Segment Start: TASK INPUT
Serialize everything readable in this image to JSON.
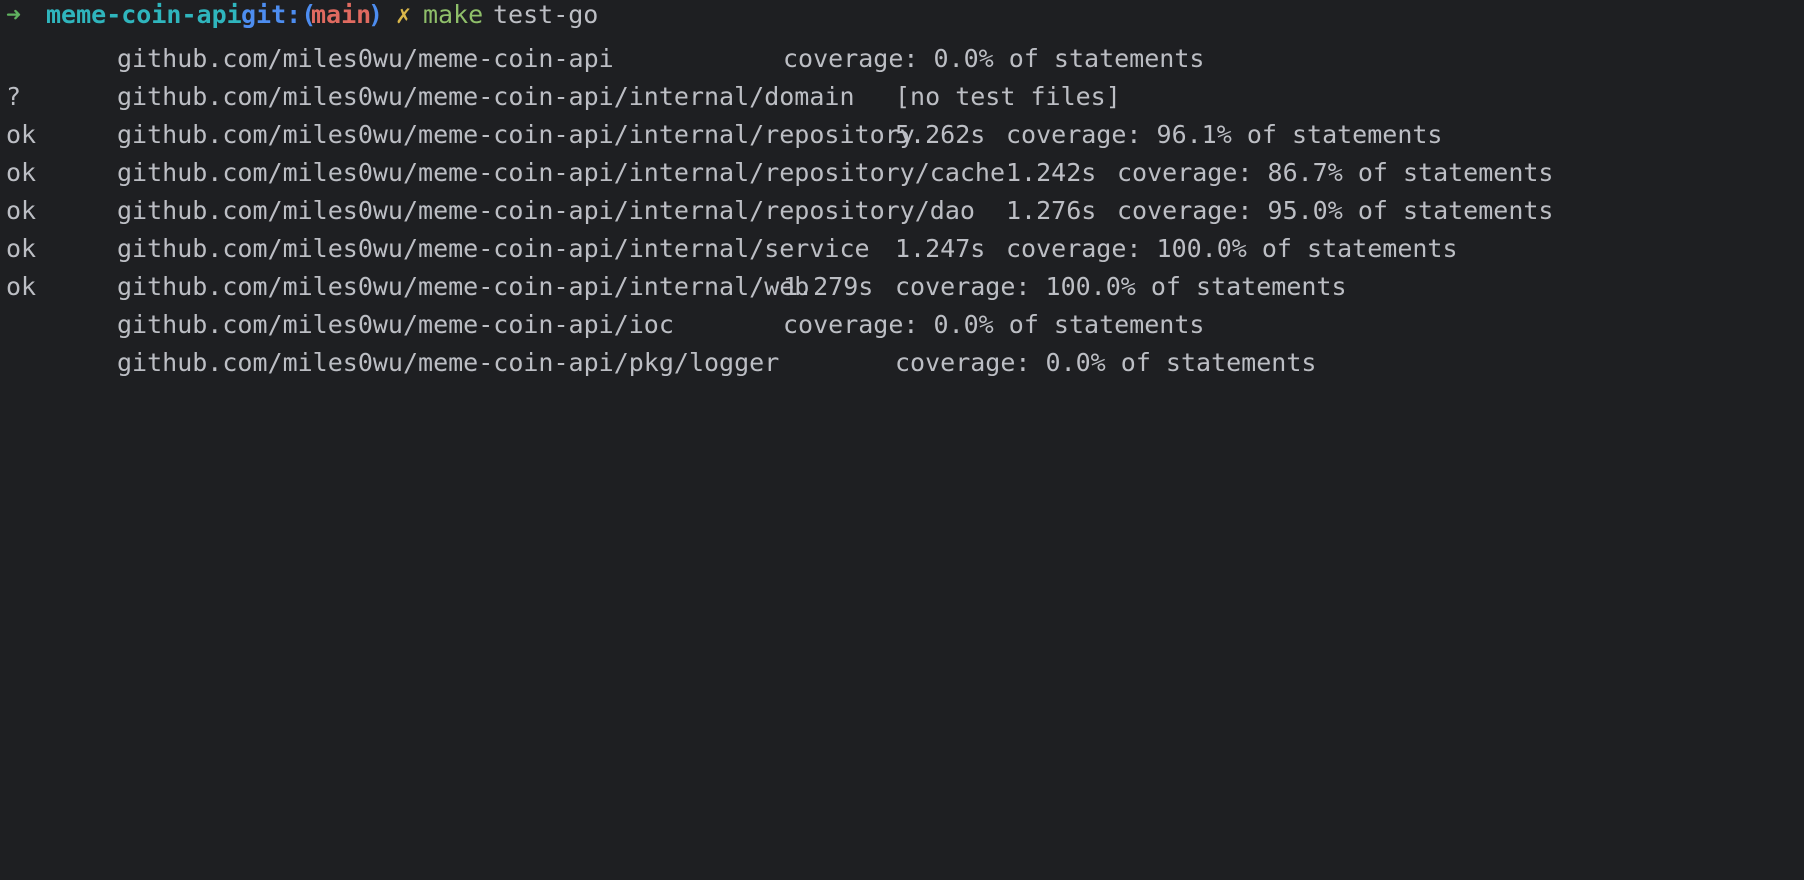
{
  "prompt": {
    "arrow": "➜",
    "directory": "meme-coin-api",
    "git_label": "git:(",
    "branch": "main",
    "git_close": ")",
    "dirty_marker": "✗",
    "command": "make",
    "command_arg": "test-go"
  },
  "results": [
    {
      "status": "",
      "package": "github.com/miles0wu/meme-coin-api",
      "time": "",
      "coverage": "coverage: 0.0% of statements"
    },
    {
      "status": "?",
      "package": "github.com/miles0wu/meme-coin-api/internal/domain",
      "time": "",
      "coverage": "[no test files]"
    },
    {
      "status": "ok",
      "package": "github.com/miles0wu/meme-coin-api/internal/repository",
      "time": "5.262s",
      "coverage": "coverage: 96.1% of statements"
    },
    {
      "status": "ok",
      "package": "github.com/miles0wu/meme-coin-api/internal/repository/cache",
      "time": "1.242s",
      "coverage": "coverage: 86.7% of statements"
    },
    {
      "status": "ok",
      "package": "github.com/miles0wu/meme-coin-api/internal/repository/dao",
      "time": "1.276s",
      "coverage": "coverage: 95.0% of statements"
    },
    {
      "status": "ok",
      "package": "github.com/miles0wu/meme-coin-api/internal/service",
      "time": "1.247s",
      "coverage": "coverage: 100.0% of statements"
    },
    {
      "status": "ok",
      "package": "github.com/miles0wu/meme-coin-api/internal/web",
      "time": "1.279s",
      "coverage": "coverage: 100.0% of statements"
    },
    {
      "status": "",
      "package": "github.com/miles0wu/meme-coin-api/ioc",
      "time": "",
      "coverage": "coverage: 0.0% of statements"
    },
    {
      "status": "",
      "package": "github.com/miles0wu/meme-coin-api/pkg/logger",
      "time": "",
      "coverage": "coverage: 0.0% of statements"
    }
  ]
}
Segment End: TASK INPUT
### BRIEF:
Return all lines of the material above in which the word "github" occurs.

### COMPLETED EXERCISE:
      "package": "github.com/miles0wu/meme-coin-api",
      "package": "github.com/miles0wu/meme-coin-api/internal/domain",
      "package": "github.com/miles0wu/meme-coin-api/internal/repository",
      "package": "github.com/miles0wu/meme-coin-api/internal/repository/cache",
      "package": "github.com/miles0wu/meme-coin-api/internal/repository/dao",
      "package": "github.com/miles0wu/meme-coin-api/internal/service",
      "package": "github.com/miles0wu/meme-coin-api/internal/web",
      "package": "github.com/miles0wu/meme-coin-api/ioc",
      "package": "github.com/miles0wu/meme-coin-api/pkg/logger",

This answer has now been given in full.